23. 23. 23 Applications of spacey random walks 1. Transportation [Benson-Gleich-Lim 17] The SRW describes taxi cab trajectories. 2. Clustering multi-relational data [Wu-Benson-Gleich 16] The SRW provides a new spectral clustering methodology. 3. Ranking [Gleich-Lim-Yu 15] The SRW is gives rise to the multilinear PageRank vector, analogous to the random surfer model for PageRank. 4. Population genetics The SRW traces the lineage of alleles in a random mating model. The stationary distribution is the Hardy–Weinberg equilibrium.
24. 24. 24 Spacey random walks as a model for taxis 1,2,2,1,5,4,4,… 1,2,3,2,2,5,5,… 2,2,3,3,3,3,2,… 5,4,5,5,3,3,1,… Model people by locations. § A passenger with location k is drawn at random. § The taxi picks up the passenger at location j. § The taxi drives the passenger to location i with probability Pi,j,k Approximate location dist. by history ⟶ spacey random walk. Urban Computing Microsoft Asia nyc.gov
25. 25. 25 Learning from trajectories 1,2,2,1,5,4,4,… 1,2,3,2,2,5,5,… 2,2,3,3,3,3,2,… 5,4,5,5,3,3,1,… The problem Learn P for the spacey random walk model. nyc.gov The data Sequence of taxi trajectories.
26. 26. 26 x(1), x(2), x(3), x(4),… Maximum likelihood estimation problem convex objective linear constraints minimize P Q q=2 log N k=1 wk(q 1)Px(q),x(q 1),k subject to N i=1 Pi,j,k = 1, 1 j, k N, 0 Pi,j,k 1, 1 i, j, k N Learning from trajectories
27. 27. § One year of 1000 taxi trajectories in NYC. § States are neighborhoods in Manhattan. § Learn tensor P under spacey random walk model from training data of 800 taxis. § Evaluation RMSE on test data of 200 taxis. 27 First-order Markov 0.846 Second-order Markov 0.835 Spacey 0.835 NYC taxi data supports the SRW hypothesis
28. 28. Spacey random walks Stochastic processes for understanding eigenvectors of transition probability tensors and analyzing higher-order data § The spacey random walk: a stochastic process for higher-order data.
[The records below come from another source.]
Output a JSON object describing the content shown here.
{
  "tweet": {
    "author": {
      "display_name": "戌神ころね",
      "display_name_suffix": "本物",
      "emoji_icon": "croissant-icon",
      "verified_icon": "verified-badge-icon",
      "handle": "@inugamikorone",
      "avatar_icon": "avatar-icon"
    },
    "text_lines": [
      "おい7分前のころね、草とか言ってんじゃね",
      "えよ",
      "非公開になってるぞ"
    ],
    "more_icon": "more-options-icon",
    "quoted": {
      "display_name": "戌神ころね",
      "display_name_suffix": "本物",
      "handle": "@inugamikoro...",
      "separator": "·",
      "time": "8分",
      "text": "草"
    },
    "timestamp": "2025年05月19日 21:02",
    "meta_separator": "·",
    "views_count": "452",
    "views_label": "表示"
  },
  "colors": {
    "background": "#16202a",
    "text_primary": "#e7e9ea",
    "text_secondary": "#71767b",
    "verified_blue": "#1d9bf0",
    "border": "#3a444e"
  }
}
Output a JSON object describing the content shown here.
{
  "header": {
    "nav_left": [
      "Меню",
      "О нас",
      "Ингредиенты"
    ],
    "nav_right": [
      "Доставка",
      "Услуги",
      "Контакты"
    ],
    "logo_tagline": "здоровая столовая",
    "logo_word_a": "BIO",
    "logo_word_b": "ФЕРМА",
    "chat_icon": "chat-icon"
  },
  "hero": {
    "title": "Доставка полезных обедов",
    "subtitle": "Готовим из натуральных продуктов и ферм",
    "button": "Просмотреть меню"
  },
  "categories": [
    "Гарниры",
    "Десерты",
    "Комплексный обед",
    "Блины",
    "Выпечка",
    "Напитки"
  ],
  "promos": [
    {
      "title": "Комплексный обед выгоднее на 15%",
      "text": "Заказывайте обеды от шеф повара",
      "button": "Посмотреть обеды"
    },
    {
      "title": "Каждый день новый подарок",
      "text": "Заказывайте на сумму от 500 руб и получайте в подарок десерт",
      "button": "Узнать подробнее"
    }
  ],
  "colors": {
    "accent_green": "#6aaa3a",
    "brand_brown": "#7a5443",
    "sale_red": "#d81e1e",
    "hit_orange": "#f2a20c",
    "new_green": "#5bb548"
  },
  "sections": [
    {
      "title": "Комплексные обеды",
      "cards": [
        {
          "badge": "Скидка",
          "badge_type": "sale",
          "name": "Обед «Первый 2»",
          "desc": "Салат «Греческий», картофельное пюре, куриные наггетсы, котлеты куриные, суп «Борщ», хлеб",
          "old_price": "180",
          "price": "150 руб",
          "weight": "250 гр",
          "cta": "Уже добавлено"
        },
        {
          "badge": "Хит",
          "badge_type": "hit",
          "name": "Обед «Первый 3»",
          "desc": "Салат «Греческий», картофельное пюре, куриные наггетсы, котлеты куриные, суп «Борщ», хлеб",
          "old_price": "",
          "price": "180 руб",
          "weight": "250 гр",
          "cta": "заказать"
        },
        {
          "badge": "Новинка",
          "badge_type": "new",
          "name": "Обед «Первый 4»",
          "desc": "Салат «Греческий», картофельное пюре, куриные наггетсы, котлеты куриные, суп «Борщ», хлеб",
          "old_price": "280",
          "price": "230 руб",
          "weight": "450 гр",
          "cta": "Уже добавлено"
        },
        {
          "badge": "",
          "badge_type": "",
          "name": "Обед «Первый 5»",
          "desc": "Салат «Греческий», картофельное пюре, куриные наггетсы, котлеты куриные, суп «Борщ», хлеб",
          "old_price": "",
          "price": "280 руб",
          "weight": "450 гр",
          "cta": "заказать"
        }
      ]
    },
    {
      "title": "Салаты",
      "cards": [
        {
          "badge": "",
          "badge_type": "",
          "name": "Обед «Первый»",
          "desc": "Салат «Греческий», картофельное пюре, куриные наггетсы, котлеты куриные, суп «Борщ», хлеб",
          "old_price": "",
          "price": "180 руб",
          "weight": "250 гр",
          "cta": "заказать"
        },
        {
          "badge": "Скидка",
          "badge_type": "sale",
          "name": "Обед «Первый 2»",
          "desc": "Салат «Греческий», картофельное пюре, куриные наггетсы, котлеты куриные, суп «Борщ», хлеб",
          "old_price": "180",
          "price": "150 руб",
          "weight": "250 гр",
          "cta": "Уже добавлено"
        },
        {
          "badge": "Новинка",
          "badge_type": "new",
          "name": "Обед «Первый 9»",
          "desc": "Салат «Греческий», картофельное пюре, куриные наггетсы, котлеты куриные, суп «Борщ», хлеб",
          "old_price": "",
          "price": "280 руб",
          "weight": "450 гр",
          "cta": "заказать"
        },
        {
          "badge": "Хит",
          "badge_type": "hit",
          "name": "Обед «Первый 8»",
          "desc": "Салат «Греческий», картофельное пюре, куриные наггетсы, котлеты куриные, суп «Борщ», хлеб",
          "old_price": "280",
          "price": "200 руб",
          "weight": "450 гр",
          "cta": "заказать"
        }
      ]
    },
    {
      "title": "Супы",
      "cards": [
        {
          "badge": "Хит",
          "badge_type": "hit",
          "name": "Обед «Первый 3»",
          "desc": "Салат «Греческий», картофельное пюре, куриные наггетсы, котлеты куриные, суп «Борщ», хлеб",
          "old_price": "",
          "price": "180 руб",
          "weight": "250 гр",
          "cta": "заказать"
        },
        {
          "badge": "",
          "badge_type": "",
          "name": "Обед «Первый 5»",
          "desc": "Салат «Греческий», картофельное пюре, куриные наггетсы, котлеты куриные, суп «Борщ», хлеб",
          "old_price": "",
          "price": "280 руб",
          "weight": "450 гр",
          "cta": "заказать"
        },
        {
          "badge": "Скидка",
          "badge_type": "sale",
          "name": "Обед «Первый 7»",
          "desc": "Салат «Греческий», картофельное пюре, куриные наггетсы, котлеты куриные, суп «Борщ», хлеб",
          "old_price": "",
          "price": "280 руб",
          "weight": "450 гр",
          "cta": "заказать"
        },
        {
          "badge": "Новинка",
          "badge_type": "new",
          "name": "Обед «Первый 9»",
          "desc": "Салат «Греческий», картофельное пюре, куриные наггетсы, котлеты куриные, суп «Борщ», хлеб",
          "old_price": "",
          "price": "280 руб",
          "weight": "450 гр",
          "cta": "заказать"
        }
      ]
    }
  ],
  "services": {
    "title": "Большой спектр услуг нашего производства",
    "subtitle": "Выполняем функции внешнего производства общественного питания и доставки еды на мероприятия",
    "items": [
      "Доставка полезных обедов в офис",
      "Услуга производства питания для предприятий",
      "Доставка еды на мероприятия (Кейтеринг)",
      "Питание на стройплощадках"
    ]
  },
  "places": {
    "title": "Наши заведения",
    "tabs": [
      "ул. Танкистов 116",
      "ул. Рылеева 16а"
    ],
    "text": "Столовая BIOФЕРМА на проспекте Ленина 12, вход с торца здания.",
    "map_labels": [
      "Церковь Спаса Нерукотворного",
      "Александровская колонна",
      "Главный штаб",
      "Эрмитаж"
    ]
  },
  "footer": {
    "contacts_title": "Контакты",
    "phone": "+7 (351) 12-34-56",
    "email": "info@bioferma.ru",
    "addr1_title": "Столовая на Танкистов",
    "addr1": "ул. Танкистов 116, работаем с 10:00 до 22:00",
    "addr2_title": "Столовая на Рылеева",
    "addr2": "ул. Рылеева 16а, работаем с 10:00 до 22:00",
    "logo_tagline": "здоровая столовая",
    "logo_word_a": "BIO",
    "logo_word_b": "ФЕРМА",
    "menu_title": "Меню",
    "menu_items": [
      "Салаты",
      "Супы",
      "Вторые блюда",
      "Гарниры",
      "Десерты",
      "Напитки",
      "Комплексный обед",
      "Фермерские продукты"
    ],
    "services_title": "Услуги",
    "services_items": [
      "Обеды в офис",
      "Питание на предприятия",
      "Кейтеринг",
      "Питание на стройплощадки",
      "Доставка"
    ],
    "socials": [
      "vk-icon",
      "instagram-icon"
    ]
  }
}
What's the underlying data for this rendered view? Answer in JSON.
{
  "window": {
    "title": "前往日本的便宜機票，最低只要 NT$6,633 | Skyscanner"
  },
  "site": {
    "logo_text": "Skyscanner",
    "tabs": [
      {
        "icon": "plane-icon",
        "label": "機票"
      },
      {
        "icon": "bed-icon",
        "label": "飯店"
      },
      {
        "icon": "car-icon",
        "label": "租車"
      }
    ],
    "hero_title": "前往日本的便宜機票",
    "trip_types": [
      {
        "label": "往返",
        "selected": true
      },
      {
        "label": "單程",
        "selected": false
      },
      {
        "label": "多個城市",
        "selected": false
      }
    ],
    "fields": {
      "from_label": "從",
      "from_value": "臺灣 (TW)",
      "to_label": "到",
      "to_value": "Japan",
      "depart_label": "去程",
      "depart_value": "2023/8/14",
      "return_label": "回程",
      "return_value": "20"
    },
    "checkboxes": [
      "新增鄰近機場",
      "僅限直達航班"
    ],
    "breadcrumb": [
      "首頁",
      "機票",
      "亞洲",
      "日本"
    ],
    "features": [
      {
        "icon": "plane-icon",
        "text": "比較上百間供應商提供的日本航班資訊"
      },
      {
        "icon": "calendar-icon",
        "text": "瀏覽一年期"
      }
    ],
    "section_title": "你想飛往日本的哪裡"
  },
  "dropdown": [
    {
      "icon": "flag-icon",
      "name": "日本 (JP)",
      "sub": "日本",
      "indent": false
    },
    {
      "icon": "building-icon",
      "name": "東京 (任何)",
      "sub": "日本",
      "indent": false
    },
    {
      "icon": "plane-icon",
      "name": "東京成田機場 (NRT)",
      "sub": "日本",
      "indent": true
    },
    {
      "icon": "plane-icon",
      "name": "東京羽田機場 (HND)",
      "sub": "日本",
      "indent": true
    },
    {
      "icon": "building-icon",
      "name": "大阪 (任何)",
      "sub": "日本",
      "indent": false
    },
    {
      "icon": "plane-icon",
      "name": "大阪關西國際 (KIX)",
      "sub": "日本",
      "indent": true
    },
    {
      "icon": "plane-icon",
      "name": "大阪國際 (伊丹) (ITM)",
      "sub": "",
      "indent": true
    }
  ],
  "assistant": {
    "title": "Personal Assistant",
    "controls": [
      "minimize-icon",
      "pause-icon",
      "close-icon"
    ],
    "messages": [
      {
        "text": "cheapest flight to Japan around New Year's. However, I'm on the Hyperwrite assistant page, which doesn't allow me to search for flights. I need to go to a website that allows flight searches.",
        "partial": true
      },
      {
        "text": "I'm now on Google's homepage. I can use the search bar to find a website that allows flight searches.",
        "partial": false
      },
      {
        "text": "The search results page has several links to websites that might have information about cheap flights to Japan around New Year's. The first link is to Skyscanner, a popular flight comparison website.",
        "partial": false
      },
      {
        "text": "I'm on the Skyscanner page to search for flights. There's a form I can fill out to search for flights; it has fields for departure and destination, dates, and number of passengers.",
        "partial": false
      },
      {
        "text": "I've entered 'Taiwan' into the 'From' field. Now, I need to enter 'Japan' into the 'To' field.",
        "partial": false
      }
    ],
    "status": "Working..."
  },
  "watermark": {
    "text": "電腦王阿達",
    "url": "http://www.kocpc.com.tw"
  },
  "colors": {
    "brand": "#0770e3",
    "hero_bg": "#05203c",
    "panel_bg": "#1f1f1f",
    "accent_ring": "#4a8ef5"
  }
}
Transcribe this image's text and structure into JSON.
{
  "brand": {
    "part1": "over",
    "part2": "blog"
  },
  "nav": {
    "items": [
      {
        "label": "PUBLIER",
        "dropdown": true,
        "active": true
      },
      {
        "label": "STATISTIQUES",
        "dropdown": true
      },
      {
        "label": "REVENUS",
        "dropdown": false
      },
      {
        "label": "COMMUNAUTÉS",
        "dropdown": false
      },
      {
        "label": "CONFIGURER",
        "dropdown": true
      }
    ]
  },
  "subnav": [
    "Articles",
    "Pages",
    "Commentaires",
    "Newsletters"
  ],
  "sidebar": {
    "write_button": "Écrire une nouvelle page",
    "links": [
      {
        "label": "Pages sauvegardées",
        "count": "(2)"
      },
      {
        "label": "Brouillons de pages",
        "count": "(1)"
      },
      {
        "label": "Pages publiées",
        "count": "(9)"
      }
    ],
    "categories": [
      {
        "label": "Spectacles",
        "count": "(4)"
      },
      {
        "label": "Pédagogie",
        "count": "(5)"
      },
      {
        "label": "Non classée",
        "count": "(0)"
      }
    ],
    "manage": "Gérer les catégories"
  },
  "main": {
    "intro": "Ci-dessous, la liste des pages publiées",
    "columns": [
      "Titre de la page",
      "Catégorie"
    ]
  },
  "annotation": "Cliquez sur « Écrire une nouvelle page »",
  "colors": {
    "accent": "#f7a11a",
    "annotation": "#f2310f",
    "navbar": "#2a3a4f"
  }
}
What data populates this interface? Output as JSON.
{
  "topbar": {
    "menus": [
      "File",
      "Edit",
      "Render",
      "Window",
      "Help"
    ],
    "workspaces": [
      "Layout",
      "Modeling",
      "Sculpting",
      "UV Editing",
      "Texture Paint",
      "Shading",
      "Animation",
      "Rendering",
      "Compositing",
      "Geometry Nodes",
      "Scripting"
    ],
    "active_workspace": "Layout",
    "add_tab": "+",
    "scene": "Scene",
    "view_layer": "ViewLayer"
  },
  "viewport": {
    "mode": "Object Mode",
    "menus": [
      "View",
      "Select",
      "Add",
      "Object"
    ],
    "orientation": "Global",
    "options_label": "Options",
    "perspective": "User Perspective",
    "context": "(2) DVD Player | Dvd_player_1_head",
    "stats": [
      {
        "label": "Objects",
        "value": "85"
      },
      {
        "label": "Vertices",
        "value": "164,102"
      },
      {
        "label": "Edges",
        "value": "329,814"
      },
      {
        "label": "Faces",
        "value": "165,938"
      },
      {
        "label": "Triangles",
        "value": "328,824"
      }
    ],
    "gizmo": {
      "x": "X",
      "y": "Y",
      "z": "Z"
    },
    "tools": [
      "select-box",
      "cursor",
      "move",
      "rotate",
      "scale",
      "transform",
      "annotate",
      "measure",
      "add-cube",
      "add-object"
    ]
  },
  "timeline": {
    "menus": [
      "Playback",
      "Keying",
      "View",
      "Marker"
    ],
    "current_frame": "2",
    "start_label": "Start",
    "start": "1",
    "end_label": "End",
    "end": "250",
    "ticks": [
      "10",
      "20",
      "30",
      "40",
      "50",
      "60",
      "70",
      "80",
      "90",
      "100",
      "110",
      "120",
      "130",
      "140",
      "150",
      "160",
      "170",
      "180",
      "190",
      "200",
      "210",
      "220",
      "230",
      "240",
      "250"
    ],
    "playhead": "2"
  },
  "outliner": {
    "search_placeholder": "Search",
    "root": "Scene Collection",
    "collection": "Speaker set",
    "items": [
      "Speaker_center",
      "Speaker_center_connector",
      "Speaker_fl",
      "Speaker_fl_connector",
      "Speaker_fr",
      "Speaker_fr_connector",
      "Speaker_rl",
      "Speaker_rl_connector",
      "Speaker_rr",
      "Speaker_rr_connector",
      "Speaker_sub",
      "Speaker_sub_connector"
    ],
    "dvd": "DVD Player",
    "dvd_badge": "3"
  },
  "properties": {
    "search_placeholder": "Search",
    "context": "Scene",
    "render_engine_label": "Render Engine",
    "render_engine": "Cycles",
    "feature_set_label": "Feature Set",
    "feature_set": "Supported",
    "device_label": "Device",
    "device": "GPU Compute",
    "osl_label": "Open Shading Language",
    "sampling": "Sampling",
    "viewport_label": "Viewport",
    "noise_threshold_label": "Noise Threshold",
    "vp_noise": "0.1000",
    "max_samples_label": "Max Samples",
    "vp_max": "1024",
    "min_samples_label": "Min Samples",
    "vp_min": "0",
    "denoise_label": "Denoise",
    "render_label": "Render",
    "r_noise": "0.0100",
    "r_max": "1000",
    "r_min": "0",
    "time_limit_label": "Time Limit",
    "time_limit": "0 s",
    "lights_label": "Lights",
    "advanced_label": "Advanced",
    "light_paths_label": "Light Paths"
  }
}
Austin Benson, David Gleich, and Lek-Heng Lim. SIAM Review (Research Spotlights), 2017. https://github.com/arbenson/spacey-random-walks § General tensor spectral co-clustering for higher-order data. Tao Wu, Austin Benson, and David Gleich. In Proceedings of NIPS, 2016. https://github.com/wutao27/GtensorSC http://cs.cornell.edu/~arb @austinbenson arb@cs.cornell.edu Thanks! Austin Benson